Give the whole listing below once more, exactly, without pictures.

__________

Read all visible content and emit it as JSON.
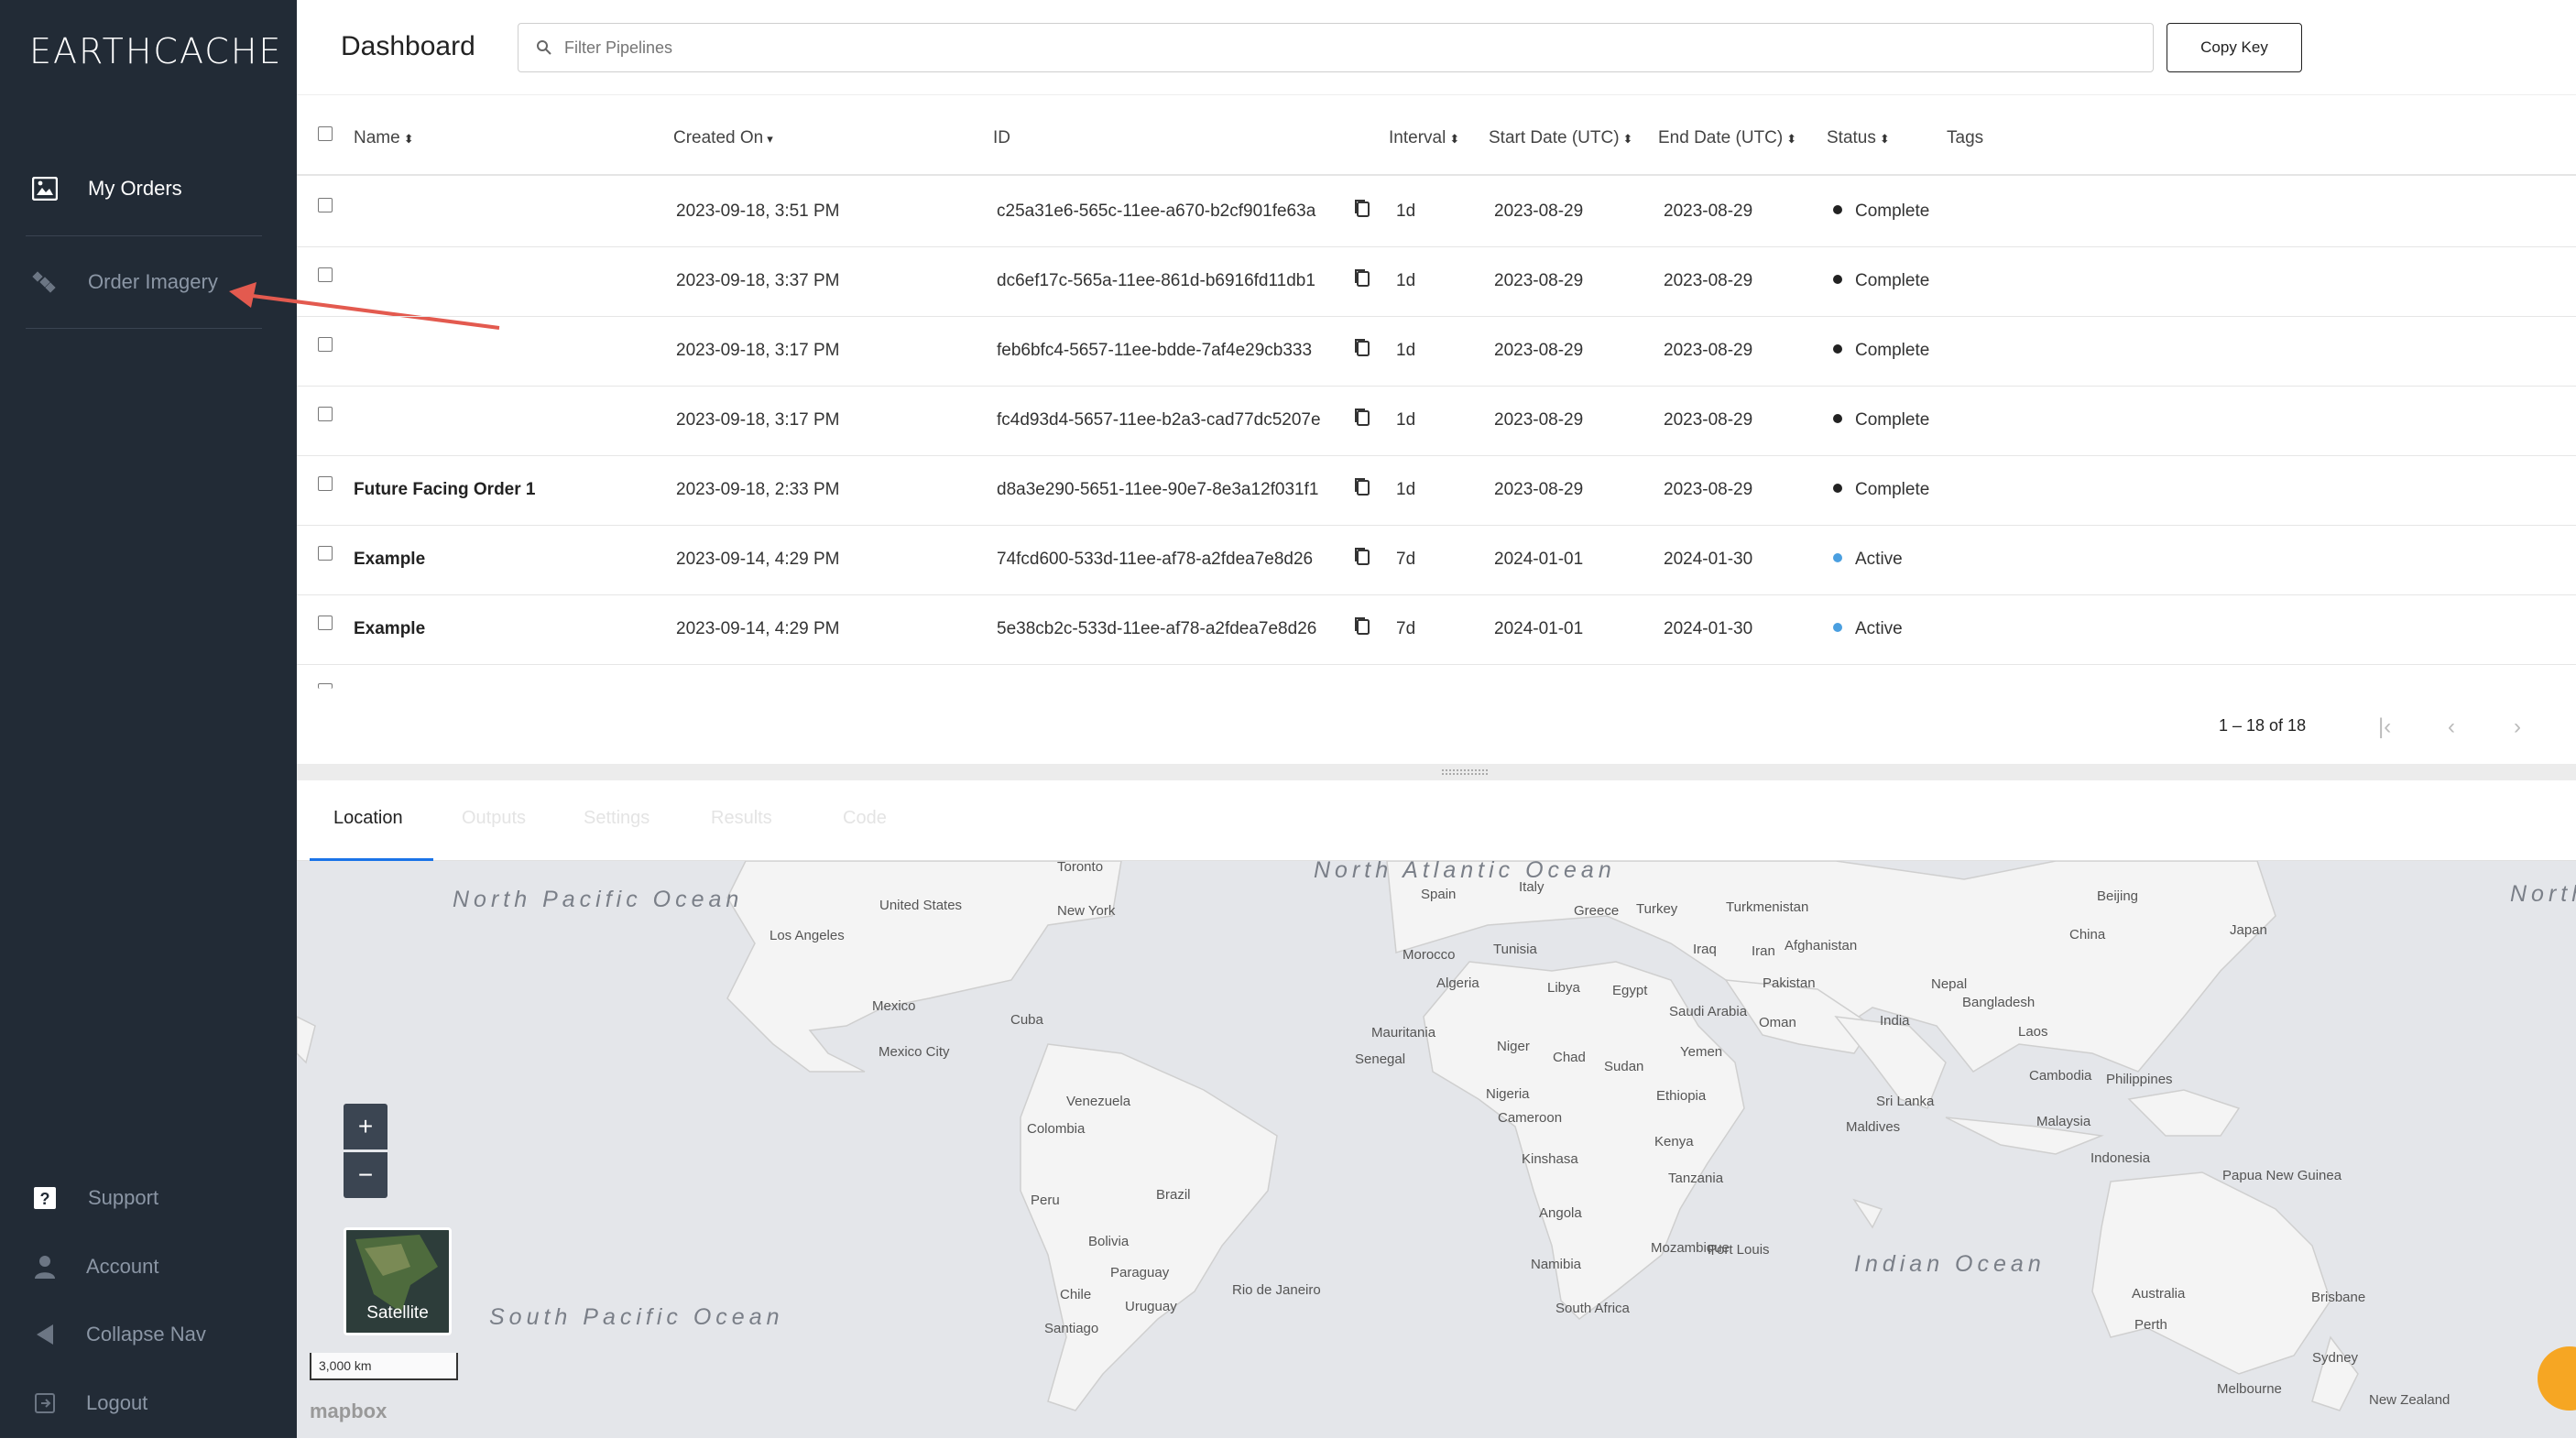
{
  "app": {
    "logo": "EARTHCACHE"
  },
  "sidebar": {
    "items": [
      {
        "label": "My Orders",
        "icon": "image-icon"
      },
      {
        "label": "Order Imagery",
        "icon": "satellite-icon"
      }
    ],
    "bottom": [
      {
        "label": "Support",
        "icon": "help-icon"
      },
      {
        "label": "Account",
        "icon": "person-icon"
      },
      {
        "label": "Collapse Nav",
        "icon": "triangle-left-icon"
      },
      {
        "label": "Logout",
        "icon": "logout-icon"
      }
    ]
  },
  "header": {
    "title": "Dashboard",
    "filter_placeholder": "Filter Pipelines",
    "copy_key_label": "Copy Key"
  },
  "table": {
    "columns": [
      "Name",
      "Created On",
      "ID",
      "Interval",
      "Start Date (UTC)",
      "End Date (UTC)",
      "Status",
      "Tags"
    ],
    "rows": [
      {
        "name": "",
        "created": "2023-09-18, 3:51 PM",
        "id": "c25a31e6-565c-11ee-a670-b2cf901fe63a",
        "interval": "1d",
        "start": "2023-08-29",
        "end": "2023-08-29",
        "status": "Complete"
      },
      {
        "name": "",
        "created": "2023-09-18, 3:37 PM",
        "id": "dc6ef17c-565a-11ee-861d-b6916fd11db1",
        "interval": "1d",
        "start": "2023-08-29",
        "end": "2023-08-29",
        "status": "Complete"
      },
      {
        "name": "",
        "created": "2023-09-18, 3:17 PM",
        "id": "feb6bfc4-5657-11ee-bdde-7af4e29cb333",
        "interval": "1d",
        "start": "2023-08-29",
        "end": "2023-08-29",
        "status": "Complete"
      },
      {
        "name": "",
        "created": "2023-09-18, 3:17 PM",
        "id": "fc4d93d4-5657-11ee-b2a3-cad77dc5207e",
        "interval": "1d",
        "start": "2023-08-29",
        "end": "2023-08-29",
        "status": "Complete"
      },
      {
        "name": "Future Facing Order 1",
        "created": "2023-09-18, 2:33 PM",
        "id": "d8a3e290-5651-11ee-90e7-8e3a12f031f1",
        "interval": "1d",
        "start": "2023-08-29",
        "end": "2023-08-29",
        "status": "Complete"
      },
      {
        "name": "Example",
        "created": "2023-09-14, 4:29 PM",
        "id": "74fcd600-533d-11ee-af78-a2fdea7e8d26",
        "interval": "7d",
        "start": "2024-01-01",
        "end": "2024-01-30",
        "status": "Active"
      },
      {
        "name": "Example",
        "created": "2023-09-14, 4:29 PM",
        "id": "5e38cb2c-533d-11ee-af78-a2fdea7e8d26",
        "interval": "7d",
        "start": "2024-01-01",
        "end": "2024-01-30",
        "status": "Active"
      }
    ],
    "status_colors": {
      "Complete": "#222222",
      "Active": "#4a9fe0"
    }
  },
  "pager": {
    "text": "1 – 18 of 18"
  },
  "tabs": [
    "Location",
    "Outputs",
    "Settings",
    "Results",
    "Code"
  ],
  "map": {
    "zoom_in": "+",
    "zoom_out": "−",
    "satellite_label": "Satellite",
    "scale": "3,000 km",
    "attribution": "mapbox",
    "oceans": {
      "north_pacific": "North Pacific Ocean",
      "north_atlantic": "North Atlantic Ocean",
      "south_pacific": "South Pacific Ocean",
      "indian": "Indian Ocean",
      "north_pacific_right": "North Pacific Ocean"
    },
    "labels": [
      "Toronto",
      "United States",
      "New York",
      "Los Angeles",
      "Mexico",
      "Cuba",
      "Mexico City",
      "Venezuela",
      "Colombia",
      "Peru",
      "Brazil",
      "Bolivia",
      "Paraguay",
      "Chile",
      "Uruguay",
      "Santiago",
      "Rio de Janeiro",
      "Spain",
      "Italy",
      "Greece",
      "Turkey",
      "Turkmenistan",
      "Beijing",
      "China",
      "Japan",
      "Morocco",
      "Tunisia",
      "Iraq",
      "Iran",
      "Afghanistan",
      "Algeria",
      "Libya",
      "Egypt",
      "Pakistan",
      "Nepal",
      "Bangladesh",
      "Saudi Arabia",
      "Oman",
      "India",
      "Laos",
      "Mauritania",
      "Niger",
      "Chad",
      "Sudan",
      "Senegal",
      "Yemen",
      "Nigeria",
      "Ethiopia",
      "Cambodia",
      "Philippines",
      "Cameroon",
      "Sri Lanka",
      "Maldives",
      "Malaysia",
      "Kenya",
      "Kinshasa",
      "Tanzania",
      "Indonesia",
      "Papua New Guinea",
      "Angola",
      "Mozambique",
      "Port Louis",
      "Namibia",
      "South Africa",
      "Australia",
      "Brisbane",
      "Perth",
      "Sydney",
      "Melbourne",
      "New Zealand"
    ]
  }
}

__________

OUTPUT FOR THIS TASK:
Read all visible content and emit it as JSON.
{
  "app": {
    "logo": "EARTHCACHE"
  },
  "sidebar": {
    "items": [
      {
        "label": "My Orders",
        "icon": "image-icon"
      },
      {
        "label": "Order Imagery",
        "icon": "satellite-icon"
      }
    ],
    "bottom": [
      {
        "label": "Support",
        "icon": "help-icon"
      },
      {
        "label": "Account",
        "icon": "person-icon"
      },
      {
        "label": "Collapse Nav",
        "icon": "triangle-left-icon"
      },
      {
        "label": "Logout",
        "icon": "logout-icon"
      }
    ]
  },
  "header": {
    "title": "Dashboard",
    "filter_placeholder": "Filter Pipelines",
    "copy_key_label": "Copy Key"
  },
  "table": {
    "columns": [
      "Name",
      "Created On",
      "ID",
      "Interval",
      "Start Date (UTC)",
      "End Date (UTC)",
      "Status",
      "Tags"
    ],
    "rows": [
      {
        "name": "",
        "created": "2023-09-18, 3:51 PM",
        "id": "c25a31e6-565c-11ee-a670-b2cf901fe63a",
        "interval": "1d",
        "start": "2023-08-29",
        "end": "2023-08-29",
        "status": "Complete"
      },
      {
        "name": "",
        "created": "2023-09-18, 3:37 PM",
        "id": "dc6ef17c-565a-11ee-861d-b6916fd11db1",
        "interval": "1d",
        "start": "2023-08-29",
        "end": "2023-08-29",
        "status": "Complete"
      },
      {
        "name": "",
        "created": "2023-09-18, 3:17 PM",
        "id": "feb6bfc4-5657-11ee-bdde-7af4e29cb333",
        "interval": "1d",
        "start": "2023-08-29",
        "end": "2023-08-29",
        "status": "Complete"
      },
      {
        "name": "",
        "created": "2023-09-18, 3:17 PM",
        "id": "fc4d93d4-5657-11ee-b2a3-cad77dc5207e",
        "interval": "1d",
        "start": "2023-08-29",
        "end": "2023-08-29",
        "status": "Complete"
      },
      {
        "name": "Future Facing Order 1",
        "created": "2023-09-18, 2:33 PM",
        "id": "d8a3e290-5651-11ee-90e7-8e3a12f031f1",
        "interval": "1d",
        "start": "2023-08-29",
        "end": "2023-08-29",
        "status": "Complete"
      },
      {
        "name": "Example",
        "created": "2023-09-14, 4:29 PM",
        "id": "74fcd600-533d-11ee-af78-a2fdea7e8d26",
        "interval": "7d",
        "start": "2024-01-01",
        "end": "2024-01-30",
        "status": "Active"
      },
      {
        "name": "Example",
        "created": "2023-09-14, 4:29 PM",
        "id": "5e38cb2c-533d-11ee-af78-a2fdea7e8d26",
        "interval": "7d",
        "start": "2024-01-01",
        "end": "2024-01-30",
        "status": "Active"
      }
    ],
    "status_colors": {
      "Complete": "#222222",
      "Active": "#4a9fe0"
    }
  },
  "pager": {
    "text": "1 – 18 of 18"
  },
  "tabs": [
    "Location",
    "Outputs",
    "Settings",
    "Results",
    "Code"
  ],
  "map": {
    "zoom_in": "+",
    "zoom_out": "−",
    "satellite_label": "Satellite",
    "scale": "3,000 km",
    "attribution": "mapbox",
    "oceans": {
      "north_pacific": "North Pacific Ocean",
      "north_atlantic": "North Atlantic Ocean",
      "south_pacific": "South Pacific Ocean",
      "indian": "Indian Ocean",
      "north_pacific_right": "North Pacific Ocean"
    },
    "labels": [
      "Toronto",
      "United States",
      "New York",
      "Los Angeles",
      "Mexico",
      "Cuba",
      "Mexico City",
      "Venezuela",
      "Colombia",
      "Peru",
      "Brazil",
      "Bolivia",
      "Paraguay",
      "Chile",
      "Uruguay",
      "Santiago",
      "Rio de Janeiro",
      "Spain",
      "Italy",
      "Greece",
      "Turkey",
      "Turkmenistan",
      "Beijing",
      "China",
      "Japan",
      "Morocco",
      "Tunisia",
      "Iraq",
      "Iran",
      "Afghanistan",
      "Algeria",
      "Libya",
      "Egypt",
      "Pakistan",
      "Nepal",
      "Bangladesh",
      "Saudi Arabia",
      "Oman",
      "India",
      "Laos",
      "Mauritania",
      "Niger",
      "Chad",
      "Sudan",
      "Senegal",
      "Yemen",
      "Nigeria",
      "Ethiopia",
      "Cambodia",
      "Philippines",
      "Cameroon",
      "Sri Lanka",
      "Maldives",
      "Malaysia",
      "Kenya",
      "Kinshasa",
      "Tanzania",
      "Indonesia",
      "Papua New Guinea",
      "Angola",
      "Mozambique",
      "Port Louis",
      "Namibia",
      "South Africa",
      "Australia",
      "Brisbane",
      "Perth",
      "Sydney",
      "Melbourne",
      "New Zealand"
    ]
  }
}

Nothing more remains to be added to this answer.